> _EXERCISE INPUT_

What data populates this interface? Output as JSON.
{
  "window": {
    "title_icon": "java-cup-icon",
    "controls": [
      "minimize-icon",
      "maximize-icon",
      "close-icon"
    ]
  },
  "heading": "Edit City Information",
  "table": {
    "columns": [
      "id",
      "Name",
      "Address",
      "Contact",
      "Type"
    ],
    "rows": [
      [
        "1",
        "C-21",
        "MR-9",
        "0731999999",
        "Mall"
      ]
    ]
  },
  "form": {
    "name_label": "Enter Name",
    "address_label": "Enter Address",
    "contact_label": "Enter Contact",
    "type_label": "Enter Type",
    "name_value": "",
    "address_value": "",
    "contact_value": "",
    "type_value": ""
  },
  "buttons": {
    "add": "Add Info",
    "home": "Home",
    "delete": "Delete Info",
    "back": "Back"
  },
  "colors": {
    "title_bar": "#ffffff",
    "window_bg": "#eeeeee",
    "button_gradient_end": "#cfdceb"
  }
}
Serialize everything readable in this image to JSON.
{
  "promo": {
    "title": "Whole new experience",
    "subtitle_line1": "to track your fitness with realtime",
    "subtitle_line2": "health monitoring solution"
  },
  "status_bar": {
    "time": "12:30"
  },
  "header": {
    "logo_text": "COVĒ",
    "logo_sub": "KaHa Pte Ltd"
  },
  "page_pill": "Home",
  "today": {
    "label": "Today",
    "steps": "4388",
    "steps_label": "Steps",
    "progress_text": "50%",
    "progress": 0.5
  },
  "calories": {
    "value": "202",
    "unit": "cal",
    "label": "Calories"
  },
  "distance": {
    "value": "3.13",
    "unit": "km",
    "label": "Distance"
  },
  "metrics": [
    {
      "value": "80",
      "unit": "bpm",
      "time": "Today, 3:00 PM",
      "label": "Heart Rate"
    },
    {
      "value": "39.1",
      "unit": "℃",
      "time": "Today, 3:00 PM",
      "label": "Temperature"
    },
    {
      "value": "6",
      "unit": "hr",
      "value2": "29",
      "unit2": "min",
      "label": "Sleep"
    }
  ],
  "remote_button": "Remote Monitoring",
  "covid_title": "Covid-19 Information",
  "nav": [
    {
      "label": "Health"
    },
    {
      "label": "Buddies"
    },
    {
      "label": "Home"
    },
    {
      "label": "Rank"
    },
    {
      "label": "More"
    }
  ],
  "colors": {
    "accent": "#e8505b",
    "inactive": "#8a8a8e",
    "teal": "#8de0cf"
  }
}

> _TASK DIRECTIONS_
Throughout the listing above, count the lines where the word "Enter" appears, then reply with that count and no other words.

> _ANSWER BOX_
4